Website and app data records:

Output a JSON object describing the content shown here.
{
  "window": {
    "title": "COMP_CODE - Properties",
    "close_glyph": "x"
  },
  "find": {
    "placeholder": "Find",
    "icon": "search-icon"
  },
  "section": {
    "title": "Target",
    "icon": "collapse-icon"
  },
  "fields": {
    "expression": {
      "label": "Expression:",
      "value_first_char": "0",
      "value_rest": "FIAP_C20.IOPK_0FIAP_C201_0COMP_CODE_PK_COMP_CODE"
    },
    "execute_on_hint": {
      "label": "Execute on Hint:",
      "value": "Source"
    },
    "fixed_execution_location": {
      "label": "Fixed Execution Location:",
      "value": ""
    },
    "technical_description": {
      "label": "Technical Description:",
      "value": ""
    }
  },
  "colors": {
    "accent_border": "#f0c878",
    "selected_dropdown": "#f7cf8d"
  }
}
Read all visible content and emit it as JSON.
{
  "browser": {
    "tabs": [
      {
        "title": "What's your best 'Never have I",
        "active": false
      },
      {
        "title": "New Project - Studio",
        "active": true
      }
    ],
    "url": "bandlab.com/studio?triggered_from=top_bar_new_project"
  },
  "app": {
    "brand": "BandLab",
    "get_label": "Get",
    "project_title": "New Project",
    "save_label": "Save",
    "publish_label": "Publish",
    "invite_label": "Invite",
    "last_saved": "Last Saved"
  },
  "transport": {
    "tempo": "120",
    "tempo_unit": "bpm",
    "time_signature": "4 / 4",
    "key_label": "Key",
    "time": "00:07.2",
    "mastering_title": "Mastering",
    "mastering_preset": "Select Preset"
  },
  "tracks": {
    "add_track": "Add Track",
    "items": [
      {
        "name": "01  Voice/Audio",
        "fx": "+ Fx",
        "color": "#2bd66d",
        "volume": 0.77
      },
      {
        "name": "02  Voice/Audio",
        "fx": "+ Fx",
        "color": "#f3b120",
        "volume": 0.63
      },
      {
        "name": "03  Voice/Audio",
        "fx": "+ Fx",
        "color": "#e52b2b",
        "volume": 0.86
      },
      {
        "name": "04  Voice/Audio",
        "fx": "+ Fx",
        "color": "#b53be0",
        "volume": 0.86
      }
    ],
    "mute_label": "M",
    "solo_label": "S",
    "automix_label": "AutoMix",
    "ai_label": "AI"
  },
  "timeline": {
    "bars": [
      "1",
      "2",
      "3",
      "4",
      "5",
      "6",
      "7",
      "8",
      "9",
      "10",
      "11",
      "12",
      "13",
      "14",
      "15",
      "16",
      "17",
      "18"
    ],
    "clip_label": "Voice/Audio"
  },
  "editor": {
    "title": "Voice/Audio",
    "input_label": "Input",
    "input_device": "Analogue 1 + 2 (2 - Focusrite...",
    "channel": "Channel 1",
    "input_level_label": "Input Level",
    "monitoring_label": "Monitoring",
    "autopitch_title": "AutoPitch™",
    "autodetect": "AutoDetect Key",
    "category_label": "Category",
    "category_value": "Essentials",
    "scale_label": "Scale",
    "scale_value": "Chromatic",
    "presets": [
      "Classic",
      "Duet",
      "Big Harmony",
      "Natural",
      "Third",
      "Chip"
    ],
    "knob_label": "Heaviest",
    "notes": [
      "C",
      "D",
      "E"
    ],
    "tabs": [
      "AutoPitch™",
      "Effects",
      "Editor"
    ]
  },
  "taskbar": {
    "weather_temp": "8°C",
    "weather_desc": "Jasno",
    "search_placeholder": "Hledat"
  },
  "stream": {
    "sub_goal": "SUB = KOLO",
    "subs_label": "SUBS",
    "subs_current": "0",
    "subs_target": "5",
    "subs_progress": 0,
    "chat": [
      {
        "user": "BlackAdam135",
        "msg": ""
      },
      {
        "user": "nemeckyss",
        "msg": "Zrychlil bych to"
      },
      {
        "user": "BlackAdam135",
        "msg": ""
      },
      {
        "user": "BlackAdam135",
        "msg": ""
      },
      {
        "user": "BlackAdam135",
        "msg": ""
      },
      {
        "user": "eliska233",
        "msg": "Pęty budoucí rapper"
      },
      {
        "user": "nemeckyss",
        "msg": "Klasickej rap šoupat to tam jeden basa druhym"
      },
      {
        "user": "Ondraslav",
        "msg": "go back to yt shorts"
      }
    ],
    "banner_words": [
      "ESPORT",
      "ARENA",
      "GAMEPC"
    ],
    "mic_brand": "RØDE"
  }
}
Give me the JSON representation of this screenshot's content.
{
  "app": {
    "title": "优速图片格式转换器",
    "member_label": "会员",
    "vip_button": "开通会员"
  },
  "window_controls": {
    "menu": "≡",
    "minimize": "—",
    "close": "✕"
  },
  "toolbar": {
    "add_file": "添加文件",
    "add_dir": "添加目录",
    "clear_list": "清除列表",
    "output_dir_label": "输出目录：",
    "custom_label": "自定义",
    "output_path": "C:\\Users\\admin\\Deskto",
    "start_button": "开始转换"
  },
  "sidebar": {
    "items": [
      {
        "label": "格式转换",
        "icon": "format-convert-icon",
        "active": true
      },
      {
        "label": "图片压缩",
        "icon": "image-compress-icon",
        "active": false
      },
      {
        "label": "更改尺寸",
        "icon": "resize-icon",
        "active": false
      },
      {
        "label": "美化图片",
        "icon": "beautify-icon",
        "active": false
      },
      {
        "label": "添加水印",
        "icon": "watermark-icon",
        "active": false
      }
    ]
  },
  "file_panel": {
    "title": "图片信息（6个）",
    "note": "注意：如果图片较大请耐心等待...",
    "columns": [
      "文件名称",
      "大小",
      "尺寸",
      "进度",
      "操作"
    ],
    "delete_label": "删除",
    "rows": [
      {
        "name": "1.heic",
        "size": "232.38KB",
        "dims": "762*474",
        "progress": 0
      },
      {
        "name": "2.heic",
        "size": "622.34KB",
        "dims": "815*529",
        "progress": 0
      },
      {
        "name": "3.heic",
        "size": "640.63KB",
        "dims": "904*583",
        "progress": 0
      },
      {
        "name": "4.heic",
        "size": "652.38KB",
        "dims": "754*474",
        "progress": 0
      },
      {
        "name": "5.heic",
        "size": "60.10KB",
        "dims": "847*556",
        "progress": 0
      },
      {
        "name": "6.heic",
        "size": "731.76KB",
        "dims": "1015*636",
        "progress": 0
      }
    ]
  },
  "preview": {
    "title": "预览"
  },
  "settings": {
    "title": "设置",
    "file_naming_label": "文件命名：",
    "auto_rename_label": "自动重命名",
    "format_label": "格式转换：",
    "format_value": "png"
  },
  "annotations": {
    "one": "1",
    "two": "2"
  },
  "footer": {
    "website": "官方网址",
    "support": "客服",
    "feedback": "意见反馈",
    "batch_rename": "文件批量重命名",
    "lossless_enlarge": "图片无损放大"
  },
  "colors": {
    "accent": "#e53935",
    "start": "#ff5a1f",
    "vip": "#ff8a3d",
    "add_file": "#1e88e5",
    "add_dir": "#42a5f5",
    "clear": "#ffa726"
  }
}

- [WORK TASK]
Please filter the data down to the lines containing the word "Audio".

- [SOLUTION TO THE PROBLEM]
        "name": "01  Voice/Audio",
        "name": "02  Voice/Audio",
        "name": "03  Voice/Audio",
        "name": "04  Voice/Audio",
    "clip_label": "Voice/Audio"
    "title": "Voice/Audio",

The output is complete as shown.